Even if sales of pet tech products migrate online, Lummis believes the category will continue to grow.
“It is still a little bit hard to imagine that the smart products that we’re seeing now are actually going to gain a whole lot more ground than they already have, but I think they will,” he said.
The Right Generation
The helicopter-parenting phenomenon is not lost on this generation of tech-savvy pet owners, many of whom have been swept up in the humanization movement and want to be intimately involved in every aspect of their pet’s life.
“Millennials tend to be first adopters of any new technology, but more and more pet parents are treating their pets like children and are willing to invest in products and devices to stay connected to their pet at all times,” Konat said.
In a perfect-storm scenario, research shows that millennials, many of whom grew up in the digital age, are set to become the largest group of pet owners by 2020, noted Terry Anderton, CEO of
Wagz, a Portsmouth, N.H.-based startup company that makes the Explore Smart Collar, Serve Smart Feeder, Petzi Treat Cam and Go Smart Door.
Lummis said there’s “a whole generational effect” that is contributing to the popularity of pet tech in that customers carry expectations of “products and services integrated into their lives” via the internet.
However, as pet tech grows in popularity, pet owners are becoming more concerned about the safety and cybersecurity of these products.
According to a recent survey by Kaspersky Lab, a global cybersecurity firm headquartered in Moscow, 23 percent of pet owners surveyed use some digital device with their pet—and 39 percent of those people reported a malfunction of some kind with their pet technology.
But are the risks overstated?
Vladimir Dashchenko, research lead at Kaspersky Lab, does not believe so.
While Dashchenko acknowledges that “a failing aquarium life system may be a bigger risk to a pet than a broken pet feeder or security camera,” breakdowns of all kinds “impact quality of life” for pets.
He points to quality-of-life examples such as malfunctioning feeder or nutritional apps leading to providing pets with too much or too little food as well as nonworking smart doors or electronic fences that allow animals to get loose and risk life and limb.
In addition to the potential for malfunctions, there are inherent cybersecurity risks that come with some of these devices, according to Dashchenko.
“One of the biggest security concerns of IoT [Internet of Things] devices is that many manufacturers fail to incorporate security into the design of these technologies, leaving them vulnerable to attack,” Dashchenko said.
Wagz is one company that takes safety and cybersecurity seriously.
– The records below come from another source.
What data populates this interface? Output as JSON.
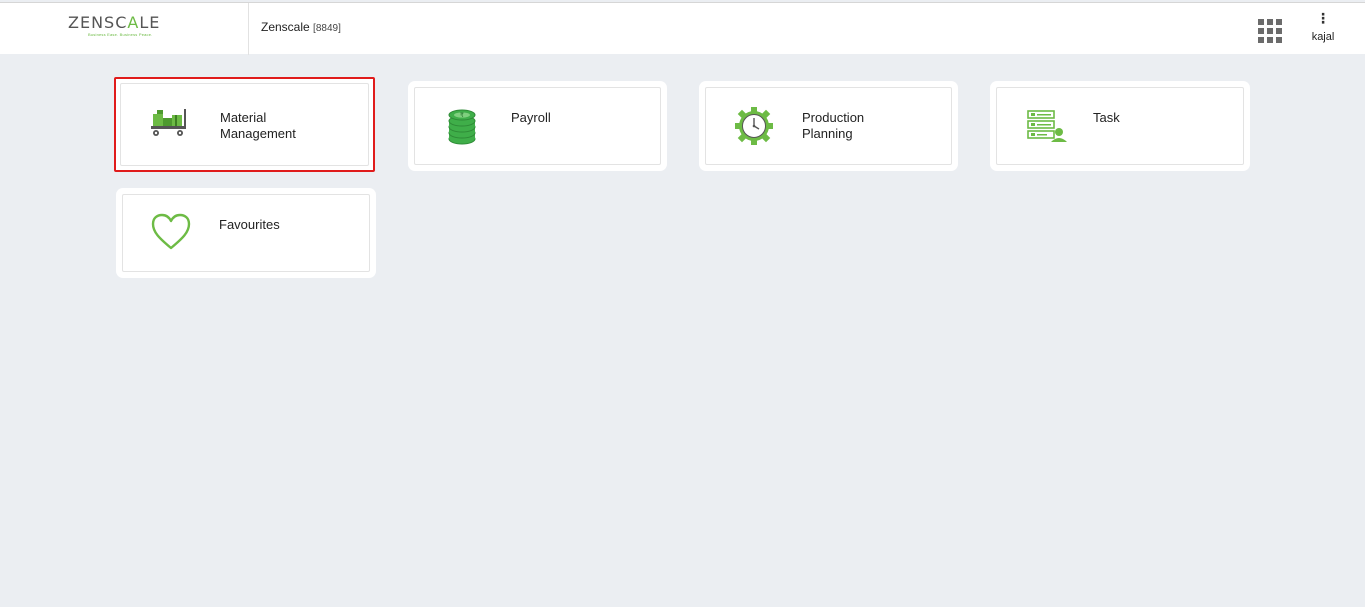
{
  "header": {
    "logo_prefix": "ZENSC",
    "logo_middle": "A",
    "logo_suffix": "LE",
    "logo_tagline": "Business Ease. Business Peace.",
    "company_name": "Zenscale",
    "company_code": "[8849]",
    "apps_icon": "grid-icon",
    "menu_icon": "kebab-icon",
    "username": "kajal"
  },
  "modules": [
    {
      "label_line1": "Material",
      "label_line2": "Management",
      "icon": "cart-icon",
      "selected": true
    },
    {
      "label_line1": "Payroll",
      "label_line2": "",
      "icon": "coins-icon",
      "selected": false
    },
    {
      "label_line1": "Production",
      "label_line2": "Planning",
      "icon": "gear-clock-icon",
      "selected": false
    },
    {
      "label_line1": "Task",
      "label_line2": "",
      "icon": "task-list-icon",
      "selected": false
    },
    {
      "label_line1": "Favourites",
      "label_line2": "",
      "icon": "heart-icon",
      "selected": false
    }
  ],
  "colors": {
    "accent_green": "#6dbb45",
    "selection_red": "#e01b1b",
    "background": "#ebeef2"
  }
}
The company arms its products with a bevy of safeguards, including end-to-end encryption, third-party vendor tools, secret-key technology, near-field communication and Bluetooth technology, according to Anderton.
As pet consumers become more tethered to pet technology, the number of entry points into their personal data increases as well.
“People usually leave their personal data accessible within apps, such as location, passwords, emails, etc., and connect different apps with each other,” Dashchenko said. “This allows attackers to not only abuse one app, but also access other apps that are connected to the compromised one and harvest more data.
“The more insecure technologies surround us and those we love, the more entry points we give cybercriminals, and the more risks we face.”
Lummis likens the early stages of pet tech with other new technologies of their time.
“You have to look at this generation of pet tech as being in the early stages because these types of concerns were voiced about the invention of the radio and the invention of television,” he said. “There’s always going to be these kinds of fears at the early stage of any kind of technology.”
Lummis doesn’t believe safety and cybersecurity will be unassailable hurdles for pet tech on its upward climb.
“There probably will be some instances that will get some publicity about things going awry, but in the big picture, I don’t think that is going to stop pet tech from advancing,” he said.